Divorce is a challenging concept for any couple, and when military service is part of the equation, the complexity increases. One particular aspect that demands careful consideration in a military divorce is the parenting plan.
Crafting an effective parenting plan after a military divorce requires thoughtful planning and communication. You can ensure the well-being of your child by understanding what parenting might look like for you after a military divorce.
Establishing communication channels
Open communication is the cornerstone of any successful parenting plan. Both parents must be willing to discuss and decide on matters concerning their children. Regular updates about the child’s well-being, school performance and extracurricular activities are important. Utilizing email or messaging apps can facilitate timely communication despite any geographical distance.
Designing a detailed visitation schedule
A well-structured visitation schedule is key to providing stability for the children. Clearly outline the times and locations for visitation. Factor in the military parent’s service commitments to help avoid surprises. Flexibility is essential given the unpredictable nature of military duties.
Addressing holidays and special occasions
Planning for holidays and special occasions is vital to avoid conflicts. Create a comprehensive schedule that accounts for major holidays, birthdays and school vacations. Consider alternating years for significant celebrations or finding a fair compromise that accommodates both parents’ wishes.
Throughout the process, prioritize the children’s best interests. Keep the focus on their well-being, emotional stability and healthy development. A child-centric approach fosters a positive co-parenting relationship even when military duty is a factor. The important thing is to minimize the impact of the divorce on the children.

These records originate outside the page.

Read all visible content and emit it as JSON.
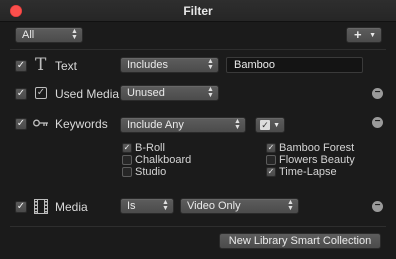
{
  "window": {
    "title": "Filter"
  },
  "match_popup": {
    "value": "All"
  },
  "add_rule_label": "+",
  "rules": {
    "text": {
      "label": "Text",
      "operator": "Includes",
      "value": "Bamboo"
    },
    "used_media": {
      "label": "Used Media",
      "value": "Unused"
    },
    "keywords": {
      "label": "Keywords",
      "operator": "Include Any",
      "checkbox_mark": "✓",
      "items": [
        {
          "label": "B-Roll",
          "checked": true
        },
        {
          "label": "Chalkboard",
          "checked": false
        },
        {
          "label": "Studio",
          "checked": false
        },
        {
          "label": "Bamboo Forest",
          "checked": true
        },
        {
          "label": "Flowers Beauty",
          "checked": false
        },
        {
          "label": "Time-Lapse",
          "checked": true
        }
      ]
    },
    "media": {
      "label": "Media",
      "operator": "Is",
      "value": "Video Only"
    }
  },
  "footer": {
    "new_collection_label": "New Library Smart Collection"
  },
  "colors": {
    "close": "#fb4f4c",
    "background": "#1b1b1b"
  }
}
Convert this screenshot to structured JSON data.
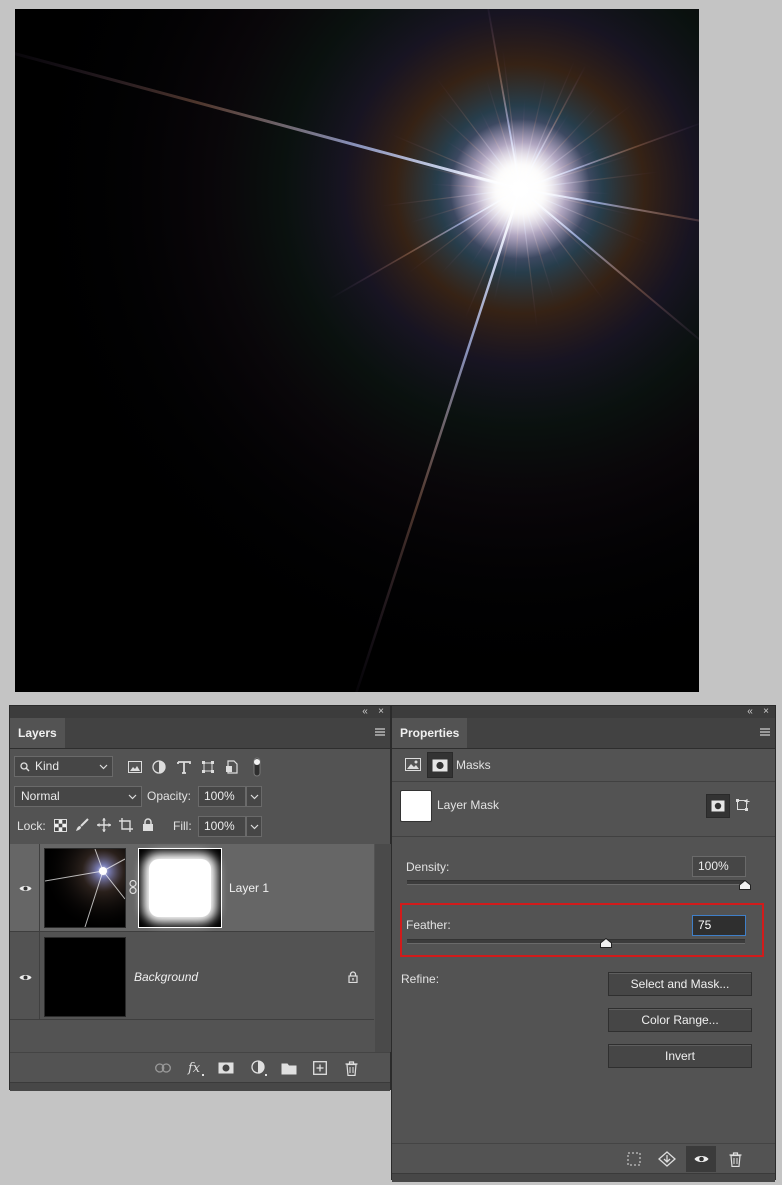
{
  "canvas": {
    "description": "starburst"
  },
  "layers_panel": {
    "tab_label": "Layers",
    "filter": {
      "kind_label": "Kind"
    },
    "blend_mode": "Normal",
    "opacity_label": "Opacity:",
    "opacity_value": "100%",
    "lock_label": "Lock:",
    "fill_label": "Fill:",
    "fill_value": "100%",
    "layers": [
      {
        "name": "Layer 1",
        "visible": true,
        "has_mask": true
      },
      {
        "name": "Background",
        "visible": true,
        "locked": true
      }
    ]
  },
  "properties_panel": {
    "tab_label": "Properties",
    "header_label": "Masks",
    "mask_type_label": "Layer Mask",
    "density_label": "Density:",
    "density_value": "100%",
    "density_fraction": 1.0,
    "feather_label": "Feather:",
    "feather_value": "75",
    "feather_fraction": 0.59,
    "refine_label": "Refine:",
    "buttons": {
      "select_and_mask": "Select and Mask...",
      "color_range": "Color Range...",
      "invert": "Invert"
    }
  }
}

There is a divorce rate of around 3% for military couples, placing it higher than many other professions. Military divorce itself can come with a number of unique complications, but it is especially important to not overlook the needs of your child after a split.